Who can receive these services?
Most households with low income can get SNAP benefits, and ACCESS’ Benefits Specialists can help you determine if you qualify. If you do meet the qualifications, we will provide you with a list of information needed to complete your application; this includes appropriate documents and proof of income.
What documents are needed to apply for SNAP?
The more information you can provide about you and/or qualifying family members, the better. This helps the application process move more quickly. We suggest supplying various types of documents such as:
- Birth certificates
- Social security cards
- Proof of U.S. residency
- Rent (3) months or mortgage receipt
- Utility bills
- State I.D.
- Child support proof
- Child care payments
- Monthly household income (1 month)
These documents will help fill in your application with the assistance of a Benefits Specialist. Once your application is complete, ACCESS will submit it to your local DHS office.
What happens next?
The application process begins the day your DHS office receives your signed application. You will be asked to come to the office for an interview or participate by phone if you are unable to come to the office.
You will be asked for various types of documents such as:
- Proof of your identity
- Proof of your residence
- Proof of Social Security numbers for all people on your application
- Other types of documents depending on your circumstances.
Prior to your visit, the DHS caseworker will tell you what you need to bring.
How long until you receive benefits?
The wait time varies for each client. An individual or family that has no income might receive SNAP benefits within 45 days or less, but this can extend to two months.
What services are offered?
SNAP benefits CAN be used to buy:
- Any food or food product for human consumption
- Seeds and plants for use in home gardens to produce food
SNAP benefits CANNOT be used to buy:
- Hot foods ready to eat
- Food intended to be heated in the store
- Lunch counter items or foods to be eaten in the store
- Vitamins or medicines
- Pet foods
- Any non-food items (except seeds and plants)
- Alcoholic beverages
Is WIC included in SNAP?
The WIC food packages provide supplemental foods designed to meet the special nutritional needs of low-income pregnant, breastfeeding, non-breastfeeding postpartum women, and infants and children up to five years of age who are at nutritional risk. As WIC is a supplemental benefit, and a patient has to have a child or children under the age of 5, it is not included with the SNAP benefits.
It is possible to have both SNAP and WIC, but a female patient can only apply for WIC if she is pregnant, and a male or female patient needs to have a qualifying child or children.

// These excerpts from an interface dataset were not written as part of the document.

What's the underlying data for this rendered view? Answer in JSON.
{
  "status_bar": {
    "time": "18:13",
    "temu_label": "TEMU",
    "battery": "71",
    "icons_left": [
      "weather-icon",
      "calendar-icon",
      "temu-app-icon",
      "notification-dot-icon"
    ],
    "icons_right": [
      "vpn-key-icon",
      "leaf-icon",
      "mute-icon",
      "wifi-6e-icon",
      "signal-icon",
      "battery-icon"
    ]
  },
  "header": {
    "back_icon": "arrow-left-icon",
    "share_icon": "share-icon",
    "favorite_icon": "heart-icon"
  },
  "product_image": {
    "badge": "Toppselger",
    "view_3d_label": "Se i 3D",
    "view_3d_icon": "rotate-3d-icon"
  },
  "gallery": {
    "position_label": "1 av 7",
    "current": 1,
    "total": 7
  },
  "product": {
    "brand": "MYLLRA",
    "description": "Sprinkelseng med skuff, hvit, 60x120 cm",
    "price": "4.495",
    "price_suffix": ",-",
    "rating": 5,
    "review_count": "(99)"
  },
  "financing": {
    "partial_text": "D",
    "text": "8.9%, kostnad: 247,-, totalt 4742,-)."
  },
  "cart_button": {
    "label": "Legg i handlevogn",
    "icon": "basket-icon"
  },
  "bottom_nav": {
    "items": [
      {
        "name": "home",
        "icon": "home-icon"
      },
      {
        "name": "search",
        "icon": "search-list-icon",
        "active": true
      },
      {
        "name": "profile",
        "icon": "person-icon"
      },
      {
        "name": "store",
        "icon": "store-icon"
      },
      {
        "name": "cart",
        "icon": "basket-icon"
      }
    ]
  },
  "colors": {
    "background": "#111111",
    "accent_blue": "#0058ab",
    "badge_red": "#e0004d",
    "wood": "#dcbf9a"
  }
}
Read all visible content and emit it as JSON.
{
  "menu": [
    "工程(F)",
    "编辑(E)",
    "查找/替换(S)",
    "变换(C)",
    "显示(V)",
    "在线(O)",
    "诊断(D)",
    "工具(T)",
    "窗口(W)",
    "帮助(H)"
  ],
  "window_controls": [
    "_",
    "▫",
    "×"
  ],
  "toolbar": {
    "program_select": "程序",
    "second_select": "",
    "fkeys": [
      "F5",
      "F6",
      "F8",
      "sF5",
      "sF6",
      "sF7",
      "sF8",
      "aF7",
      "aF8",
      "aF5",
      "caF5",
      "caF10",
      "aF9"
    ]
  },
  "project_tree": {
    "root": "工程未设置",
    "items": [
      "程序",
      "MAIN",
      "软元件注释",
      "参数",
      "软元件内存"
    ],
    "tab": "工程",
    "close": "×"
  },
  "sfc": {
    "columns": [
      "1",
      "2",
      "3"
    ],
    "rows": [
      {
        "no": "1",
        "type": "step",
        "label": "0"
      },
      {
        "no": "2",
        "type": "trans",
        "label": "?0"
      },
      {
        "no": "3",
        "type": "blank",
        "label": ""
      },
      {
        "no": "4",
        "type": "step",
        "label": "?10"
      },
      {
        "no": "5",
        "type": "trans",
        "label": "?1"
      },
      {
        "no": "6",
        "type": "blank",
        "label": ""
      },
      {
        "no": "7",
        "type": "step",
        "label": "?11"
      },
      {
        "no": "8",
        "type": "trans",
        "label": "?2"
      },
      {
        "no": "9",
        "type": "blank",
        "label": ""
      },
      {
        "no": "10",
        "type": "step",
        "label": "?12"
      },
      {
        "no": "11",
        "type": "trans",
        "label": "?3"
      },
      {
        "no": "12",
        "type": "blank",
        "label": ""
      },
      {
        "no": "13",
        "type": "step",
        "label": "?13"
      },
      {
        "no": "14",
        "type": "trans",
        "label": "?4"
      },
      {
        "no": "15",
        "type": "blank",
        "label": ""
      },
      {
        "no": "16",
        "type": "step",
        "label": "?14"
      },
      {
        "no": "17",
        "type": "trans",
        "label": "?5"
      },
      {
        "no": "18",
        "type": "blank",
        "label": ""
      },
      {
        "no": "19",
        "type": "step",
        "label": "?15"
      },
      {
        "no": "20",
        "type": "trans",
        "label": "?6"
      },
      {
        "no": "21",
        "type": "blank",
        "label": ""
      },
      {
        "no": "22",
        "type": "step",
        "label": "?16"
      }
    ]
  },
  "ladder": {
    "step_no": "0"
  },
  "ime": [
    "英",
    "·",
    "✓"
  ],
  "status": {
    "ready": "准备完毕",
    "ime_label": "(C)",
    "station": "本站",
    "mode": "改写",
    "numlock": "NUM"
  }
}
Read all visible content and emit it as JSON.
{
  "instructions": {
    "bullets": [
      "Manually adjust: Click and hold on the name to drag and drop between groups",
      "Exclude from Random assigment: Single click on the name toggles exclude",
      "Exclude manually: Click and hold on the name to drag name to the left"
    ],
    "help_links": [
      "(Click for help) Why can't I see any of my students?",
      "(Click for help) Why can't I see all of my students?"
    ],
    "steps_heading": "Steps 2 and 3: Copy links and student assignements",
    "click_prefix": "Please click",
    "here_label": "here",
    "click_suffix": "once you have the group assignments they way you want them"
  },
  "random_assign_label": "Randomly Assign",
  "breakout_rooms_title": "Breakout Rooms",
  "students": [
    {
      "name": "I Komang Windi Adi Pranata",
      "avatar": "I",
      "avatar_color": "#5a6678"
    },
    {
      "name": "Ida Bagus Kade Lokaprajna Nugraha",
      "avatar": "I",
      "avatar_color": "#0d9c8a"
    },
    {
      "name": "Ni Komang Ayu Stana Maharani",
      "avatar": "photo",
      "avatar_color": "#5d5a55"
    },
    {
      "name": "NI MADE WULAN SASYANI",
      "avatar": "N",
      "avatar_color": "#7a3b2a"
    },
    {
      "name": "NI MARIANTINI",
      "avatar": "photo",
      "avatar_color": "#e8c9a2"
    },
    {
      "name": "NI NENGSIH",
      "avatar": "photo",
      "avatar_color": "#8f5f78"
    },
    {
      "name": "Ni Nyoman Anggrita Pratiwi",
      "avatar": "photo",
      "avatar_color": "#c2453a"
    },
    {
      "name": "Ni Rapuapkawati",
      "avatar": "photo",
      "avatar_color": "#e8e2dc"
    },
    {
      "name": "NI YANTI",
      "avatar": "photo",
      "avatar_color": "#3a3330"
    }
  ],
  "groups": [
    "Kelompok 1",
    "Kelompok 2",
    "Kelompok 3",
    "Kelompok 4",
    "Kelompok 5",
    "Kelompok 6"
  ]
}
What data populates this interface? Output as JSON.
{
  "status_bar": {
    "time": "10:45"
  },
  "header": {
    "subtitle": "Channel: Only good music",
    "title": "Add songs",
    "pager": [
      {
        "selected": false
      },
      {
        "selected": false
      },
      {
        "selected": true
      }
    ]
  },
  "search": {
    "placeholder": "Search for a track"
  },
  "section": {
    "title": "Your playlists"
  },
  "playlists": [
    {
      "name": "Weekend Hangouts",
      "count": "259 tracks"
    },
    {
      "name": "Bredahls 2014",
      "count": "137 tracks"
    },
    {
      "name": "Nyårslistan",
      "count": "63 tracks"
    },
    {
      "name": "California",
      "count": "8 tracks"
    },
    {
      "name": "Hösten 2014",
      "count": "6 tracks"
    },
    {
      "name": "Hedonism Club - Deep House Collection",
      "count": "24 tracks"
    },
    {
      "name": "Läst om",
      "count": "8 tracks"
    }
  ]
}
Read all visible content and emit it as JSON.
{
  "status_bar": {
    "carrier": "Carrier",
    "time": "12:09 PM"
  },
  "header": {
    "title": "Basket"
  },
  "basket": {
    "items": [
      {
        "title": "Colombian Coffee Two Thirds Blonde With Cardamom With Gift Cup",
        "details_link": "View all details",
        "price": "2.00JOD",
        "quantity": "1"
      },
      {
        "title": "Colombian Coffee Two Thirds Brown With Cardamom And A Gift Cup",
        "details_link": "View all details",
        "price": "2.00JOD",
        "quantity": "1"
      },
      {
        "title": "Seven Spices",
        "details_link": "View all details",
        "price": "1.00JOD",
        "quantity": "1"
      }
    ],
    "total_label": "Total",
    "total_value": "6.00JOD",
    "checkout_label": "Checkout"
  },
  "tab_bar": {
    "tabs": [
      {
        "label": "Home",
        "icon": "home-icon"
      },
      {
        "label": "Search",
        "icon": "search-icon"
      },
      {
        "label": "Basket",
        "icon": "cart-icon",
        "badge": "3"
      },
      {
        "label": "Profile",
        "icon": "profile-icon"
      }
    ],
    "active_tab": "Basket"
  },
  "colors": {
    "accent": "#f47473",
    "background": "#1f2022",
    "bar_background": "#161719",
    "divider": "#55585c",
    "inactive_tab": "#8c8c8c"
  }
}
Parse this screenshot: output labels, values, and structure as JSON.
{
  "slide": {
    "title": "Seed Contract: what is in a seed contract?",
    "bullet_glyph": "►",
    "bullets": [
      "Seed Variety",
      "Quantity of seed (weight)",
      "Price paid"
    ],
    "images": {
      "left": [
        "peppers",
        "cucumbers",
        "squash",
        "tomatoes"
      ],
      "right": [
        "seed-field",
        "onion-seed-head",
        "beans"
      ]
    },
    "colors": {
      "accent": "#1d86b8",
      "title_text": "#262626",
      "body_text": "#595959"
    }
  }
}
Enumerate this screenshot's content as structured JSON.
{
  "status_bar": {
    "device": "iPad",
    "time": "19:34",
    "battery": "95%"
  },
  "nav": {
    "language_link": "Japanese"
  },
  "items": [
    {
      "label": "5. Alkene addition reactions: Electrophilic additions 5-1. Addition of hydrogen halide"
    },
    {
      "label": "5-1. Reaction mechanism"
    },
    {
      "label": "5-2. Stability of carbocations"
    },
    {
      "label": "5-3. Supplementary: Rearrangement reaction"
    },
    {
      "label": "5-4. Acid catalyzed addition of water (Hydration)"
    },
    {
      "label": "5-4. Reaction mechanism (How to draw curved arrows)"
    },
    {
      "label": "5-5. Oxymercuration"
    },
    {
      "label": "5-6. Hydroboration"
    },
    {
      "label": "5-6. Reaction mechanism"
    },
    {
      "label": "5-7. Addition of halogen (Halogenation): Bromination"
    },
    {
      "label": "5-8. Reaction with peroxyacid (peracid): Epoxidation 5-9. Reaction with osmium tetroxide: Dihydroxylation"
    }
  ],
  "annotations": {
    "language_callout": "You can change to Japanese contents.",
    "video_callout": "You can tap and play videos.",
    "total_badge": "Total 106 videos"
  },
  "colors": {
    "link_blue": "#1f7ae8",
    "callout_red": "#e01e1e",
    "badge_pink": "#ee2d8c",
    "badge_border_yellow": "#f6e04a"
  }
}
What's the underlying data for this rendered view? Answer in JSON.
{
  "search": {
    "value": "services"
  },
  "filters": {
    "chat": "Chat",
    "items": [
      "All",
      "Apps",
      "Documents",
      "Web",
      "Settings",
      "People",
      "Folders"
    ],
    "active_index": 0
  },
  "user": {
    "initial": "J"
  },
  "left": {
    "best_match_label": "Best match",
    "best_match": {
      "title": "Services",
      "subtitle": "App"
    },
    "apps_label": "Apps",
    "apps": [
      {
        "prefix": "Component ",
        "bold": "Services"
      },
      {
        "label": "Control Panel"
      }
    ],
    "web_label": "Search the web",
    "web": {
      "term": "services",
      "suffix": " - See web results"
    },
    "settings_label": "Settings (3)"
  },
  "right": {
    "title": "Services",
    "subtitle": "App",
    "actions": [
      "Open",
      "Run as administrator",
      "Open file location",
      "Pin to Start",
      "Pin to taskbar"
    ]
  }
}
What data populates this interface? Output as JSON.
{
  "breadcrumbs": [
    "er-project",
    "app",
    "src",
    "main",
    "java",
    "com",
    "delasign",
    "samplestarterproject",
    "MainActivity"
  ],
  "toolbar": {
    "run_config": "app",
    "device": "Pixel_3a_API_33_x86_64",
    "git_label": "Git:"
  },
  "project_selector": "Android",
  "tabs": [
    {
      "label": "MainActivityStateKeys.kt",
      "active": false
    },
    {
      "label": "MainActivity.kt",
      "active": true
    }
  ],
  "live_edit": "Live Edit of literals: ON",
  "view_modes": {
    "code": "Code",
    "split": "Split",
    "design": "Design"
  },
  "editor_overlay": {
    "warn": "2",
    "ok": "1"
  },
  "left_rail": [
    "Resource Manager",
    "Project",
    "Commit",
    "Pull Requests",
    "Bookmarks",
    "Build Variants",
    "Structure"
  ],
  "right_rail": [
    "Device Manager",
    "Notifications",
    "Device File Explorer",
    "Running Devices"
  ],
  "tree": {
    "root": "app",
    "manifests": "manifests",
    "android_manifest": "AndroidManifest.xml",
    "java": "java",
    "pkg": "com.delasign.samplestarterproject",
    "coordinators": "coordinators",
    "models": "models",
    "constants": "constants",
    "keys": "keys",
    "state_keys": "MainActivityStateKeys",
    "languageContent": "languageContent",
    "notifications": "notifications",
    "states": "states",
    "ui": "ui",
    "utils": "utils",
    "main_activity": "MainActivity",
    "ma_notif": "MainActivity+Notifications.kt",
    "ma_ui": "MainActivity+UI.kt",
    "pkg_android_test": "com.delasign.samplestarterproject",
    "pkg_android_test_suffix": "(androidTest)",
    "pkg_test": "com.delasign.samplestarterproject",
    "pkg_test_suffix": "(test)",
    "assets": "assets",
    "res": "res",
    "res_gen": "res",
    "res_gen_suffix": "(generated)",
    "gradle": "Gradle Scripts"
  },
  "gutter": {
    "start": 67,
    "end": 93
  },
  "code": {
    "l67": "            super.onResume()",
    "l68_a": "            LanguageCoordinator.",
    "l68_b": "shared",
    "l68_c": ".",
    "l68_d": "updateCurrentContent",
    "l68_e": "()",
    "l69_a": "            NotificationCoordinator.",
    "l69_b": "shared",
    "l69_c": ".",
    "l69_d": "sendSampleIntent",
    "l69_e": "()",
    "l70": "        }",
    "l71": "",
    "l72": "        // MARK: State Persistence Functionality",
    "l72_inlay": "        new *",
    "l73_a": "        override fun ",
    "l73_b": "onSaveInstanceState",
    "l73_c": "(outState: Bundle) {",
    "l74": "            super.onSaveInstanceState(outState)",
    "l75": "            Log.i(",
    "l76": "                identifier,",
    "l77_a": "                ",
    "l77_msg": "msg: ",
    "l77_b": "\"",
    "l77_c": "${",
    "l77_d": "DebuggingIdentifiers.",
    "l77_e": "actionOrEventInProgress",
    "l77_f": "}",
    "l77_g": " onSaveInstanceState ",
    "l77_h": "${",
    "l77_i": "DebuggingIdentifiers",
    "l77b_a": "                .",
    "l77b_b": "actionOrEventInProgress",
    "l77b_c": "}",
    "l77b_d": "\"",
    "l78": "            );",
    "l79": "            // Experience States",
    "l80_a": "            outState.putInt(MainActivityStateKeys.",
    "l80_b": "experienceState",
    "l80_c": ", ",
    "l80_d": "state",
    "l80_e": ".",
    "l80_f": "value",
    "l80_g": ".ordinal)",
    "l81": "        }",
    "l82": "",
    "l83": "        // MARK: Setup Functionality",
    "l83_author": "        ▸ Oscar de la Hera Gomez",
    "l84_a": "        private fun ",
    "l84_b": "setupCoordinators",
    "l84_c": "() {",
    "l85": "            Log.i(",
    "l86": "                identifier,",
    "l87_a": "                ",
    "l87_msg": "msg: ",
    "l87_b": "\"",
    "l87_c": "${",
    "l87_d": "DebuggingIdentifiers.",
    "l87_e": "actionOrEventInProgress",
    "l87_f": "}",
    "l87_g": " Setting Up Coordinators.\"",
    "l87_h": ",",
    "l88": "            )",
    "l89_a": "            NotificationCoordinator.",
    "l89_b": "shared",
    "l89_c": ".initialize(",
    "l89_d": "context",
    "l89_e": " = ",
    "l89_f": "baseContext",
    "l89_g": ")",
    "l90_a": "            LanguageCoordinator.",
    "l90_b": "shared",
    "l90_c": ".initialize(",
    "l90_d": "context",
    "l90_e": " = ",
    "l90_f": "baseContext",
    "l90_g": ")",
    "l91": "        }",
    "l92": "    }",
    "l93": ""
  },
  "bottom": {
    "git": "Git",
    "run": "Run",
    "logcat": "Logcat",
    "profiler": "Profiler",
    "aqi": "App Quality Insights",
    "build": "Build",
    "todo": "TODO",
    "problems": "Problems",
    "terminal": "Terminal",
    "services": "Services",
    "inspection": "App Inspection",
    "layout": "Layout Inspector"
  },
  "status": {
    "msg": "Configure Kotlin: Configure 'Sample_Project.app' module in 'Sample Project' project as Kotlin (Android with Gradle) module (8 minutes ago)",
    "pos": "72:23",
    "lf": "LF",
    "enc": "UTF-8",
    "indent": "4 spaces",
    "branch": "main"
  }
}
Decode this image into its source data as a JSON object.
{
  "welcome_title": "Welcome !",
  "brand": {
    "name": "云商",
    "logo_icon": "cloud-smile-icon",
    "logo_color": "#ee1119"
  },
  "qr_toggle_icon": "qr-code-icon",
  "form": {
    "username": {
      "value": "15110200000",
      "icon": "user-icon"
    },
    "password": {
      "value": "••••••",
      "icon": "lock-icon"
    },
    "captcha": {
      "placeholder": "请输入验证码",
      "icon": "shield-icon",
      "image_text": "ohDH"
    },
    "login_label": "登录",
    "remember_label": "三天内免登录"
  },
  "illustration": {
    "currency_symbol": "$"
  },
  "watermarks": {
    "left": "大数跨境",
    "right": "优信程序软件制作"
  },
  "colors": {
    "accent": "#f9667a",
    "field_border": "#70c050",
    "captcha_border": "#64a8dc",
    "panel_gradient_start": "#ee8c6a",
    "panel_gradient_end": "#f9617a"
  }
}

Is there bilingual staff who can help?
At ACCESS, we have bilingual staff available to help assist with any benefits assistance.
As a patient-centered medical home, ACCESS addresses food insecurity because it impacts many of our patients. It is important that we work to help provide resources to those who are at risk of hunger. If you need help applying, our Benefits Specialists can inform you about the services and application process.
If you could benefit from SNAP or would like to find out more, contact ACCESS to schedule an appointment at one of our community health centers in the Chicago area.